Along with running really fast while wearing a red suit, time travel is one of Barry Allen's calling cards, yet Marvel's Agents of S.H.I.E.L.D. is doing time travel better than The Flash. Both TV series have been on the air for years now, and while The Flash is arguably the most giddily comic-book-y of all of the superhero shows on the air, S.H.I.E.L.D. season 5 has taken on the Fastest Man Alive at his own game and is handily winning this unofficial Battle of Time Travel Tales.
It was certainly unexpected that Agents of S.H.I.E.L.D. would go full-stop into an epic about time travel to the future and a Terminator-style causality loop about the heroes attempting to save Earth from what appears to be a pre-destined destruction by one of their own Agents, Daisy "Quake" Johnson. This is par for the course with S.H.I.E.L.D., however, as the Marvel series uncannily reinvents itself every season and sticks its fingers in the pot of different genres while steadfastly remaining a show about super-spies fighting evil in the MCU. Season 5's time travel saga is their most ambitious yet, and not only is it paying off with S.H.I.E.L.D. creatively galvanized, it also is putting The Flash's previous time travel story to shame as a result.
Once his solo series was launched as a spinoff of Arrow, it didn't take long for The Flash to discover that his speed affords him the ability to not just cross into parallel universes but break through the time barrier. Time travel was always at the crux of The CW's series; it was because Eobard Thawne, the Reverse-Flash, traveled back in time and killed Barry Allen's mother that the Flash was created in the first place. For the first two seasons, the specter of how his mom died and his father Henry Allen was wrongly imprisoned for her murder haunted Barry.
All of this was inevitably leading to what Flash fans had hotly anticipated since the series began: that Barry would eventually travel back in time to save his mother and thus, recreate an alternate reality: Flashpoint. What ended up happening, however, is after two full seasons of build up, "Flashpoint" really dropped the ball.
The Failings of Flashpoint (This Page)
THE FAILINGS OF FLASHPOINT
"Flashpoint" was The Flash's season 3 premiere episode and it was The CW's series adaptation of the 2011 DC Comics event that transitioned its continuity into the re-invented New 52 universe. The Flash couldn't - and wouldn't - be so ambitious with its adaptation, but used "Flashpoint" as a way to reorganize some of the recurring characters not just in its series but others within the Arrowverse. More importantly, it dealt head-on with Barry's lingering guilt about how his mother died and ultimately closed the book on that chapter of Barry's life so that he could move forward. However, while it certainly had fun moments, it was still very disappointing.

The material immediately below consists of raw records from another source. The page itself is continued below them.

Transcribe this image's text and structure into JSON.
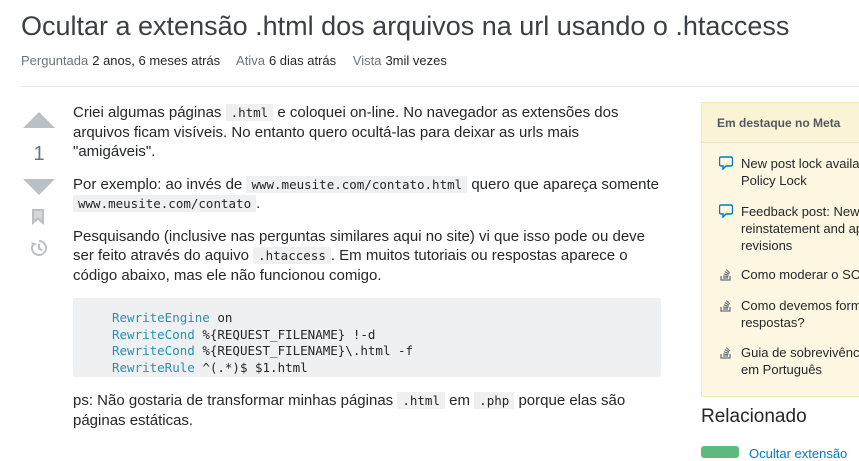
{
  "question": {
    "title": "Ocultar a extensão .html dos arquivos na url usando o .htaccess",
    "asked_label": "Perguntada",
    "asked_value": "2 anos, 6 meses atrás",
    "active_label": "Ativa",
    "active_value": "6 dias atrás",
    "viewed_label": "Vista",
    "viewed_value": "3mil vezes"
  },
  "vote": {
    "score": "1"
  },
  "body": {
    "p1_a": "Criei algumas páginas ",
    "p1_code": ".html",
    "p1_b": " e coloquei on-line. No navegador as extensões dos arquivos ficam visíveis. No entanto quero ocultá-las para deixar as urls mais \"amigáveis\".",
    "p2_a": "Por exemplo: ao invés de ",
    "p2_code1": "www.meusite.com/contato.html",
    "p2_b": " quero que apareça somente ",
    "p2_code2": "www.meusite.com/contato",
    "p2_c": ".",
    "p3_a": "Pesquisando (inclusive nas perguntas similares aqui no site) vi que isso pode ou deve ser feito através do aquivo ",
    "p3_code": ".htaccess",
    "p3_b": ". Em muitos tutoriais ou respostas aparece o código abaixo, mas ele não funcionou comigo.",
    "code_lines": [
      {
        "kw": "RewriteEngine",
        "rest": " on"
      },
      {
        "kw": "RewriteCond",
        "rest": " %{REQUEST_FILENAME} !-d"
      },
      {
        "kw": "RewriteCond",
        "rest": " %{REQUEST_FILENAME}\\.html -f"
      },
      {
        "kw": "RewriteRule",
        "rest": " ^(.*)$ $1.html"
      }
    ],
    "p4_a": "ps: Não gostaria de transformar minhas páginas ",
    "p4_code1": ".html",
    "p4_b": " em ",
    "p4_code2": ".php",
    "p4_c": " porque elas são páginas estáticas."
  },
  "sidebar": {
    "heading": "Em destaque no Meta",
    "items": [
      {
        "icon": "speech-bubble-icon",
        "line1": "New post lock availa",
        "line2": "Policy Lock"
      },
      {
        "icon": "speech-bubble-icon",
        "line1": "Feedback post: New",
        "line2": "reinstatement and ap",
        "line3": "revisions"
      },
      {
        "icon": "stack-logo-icon",
        "line1": "Como moderar o SO"
      },
      {
        "icon": "stack-logo-icon",
        "line1": "Como devemos form",
        "line2": "respostas?"
      },
      {
        "icon": "stack-logo-icon",
        "line1": "Guia de sobrevivênc",
        "line2": "em Português"
      }
    ]
  },
  "related": {
    "heading": "Relacionado",
    "first_link": "Ocultar extensão"
  },
  "colors": {
    "accent_blue": "#0077cc",
    "meta_bg": "#fdf7e2",
    "vote_gray": "#bbc0c4",
    "badge_green": "#5eba7d"
  }
}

In the revised "Flashpoint" universe, Barry traveled back in time, prevented Thawne from killing his mother, and imprisoned him. The result was a brand new parallel universe where Barry lived for a few months and enjoyed having both his parents in his life. There was still a Flash in Central City, but it wasn't Barry - it was Wally West, who formed a crime-fighting duo with his sister Iris. However, Barry and Iris weren't a romantic item in "Flashpoint," a situation Barry wanted to remedy. Other differences included Cisco Ramon as the billionaire tech genius behind STAR Labs; meanwhile, they didn't know Caitlin Snow at all. It was an entertaining "What If?" look at how differently The Flash could have turned out.
Soon, Barry, realizing he created Flashpoint out of his own selfishness, had to make the difficult choice to delete this unstable version of the timeline and set things right. He allowed Thawne to kill his mother, after all, hoping that would reset the timeline to how it was. It sort of worked; the timeline was mostly restored but many characters had aspects of their lives irrevocably changed: Cisco's brother was now dead, Caitlin gained the powers of Killer Frost, and elsewhere in the Arrowverse, John Diggle's baby daughter became a baby son. Barry inevitably had to do the right thing and come clean that his actions changed the timeline and many of his friends' lives permanently. The hard feelings lasted for several episodes but eventually, after coming to a head in the Arrowverse's Invasion! crossover, things went back to the status quo.
"Flashpoint" itself, however, lasted all of one episode. Fans got to spend time in the alternate universe they'd been hoping to see since the series began for a mere hour before The Flash reset itself back to normal. Fans hoping to see some of the wilder aspects of the comic book, like the epic war of Wonder Woman and the Amazons vs. Aquaman and the Atlanteans that destroyed all of Europe, were left disappointed, though to be fair, that was never possible for The Flash to depict, to begin with. The CW series was handicapped by the fact that the Flashpoint story of the comics is earmarked to be the basis of The Flash's solo feature film set in the DCEU starring Ezra Miller. The TV Flash instead told a different version of the story steeped in the series' mythology and its characters. Still, "Flashpoint" was unsatisfactorily brief before the series zoomed to hit the reset button. The Flash occasionally continues to dabble in time travel but always speeds to things back to The Way They Always Were (mostly).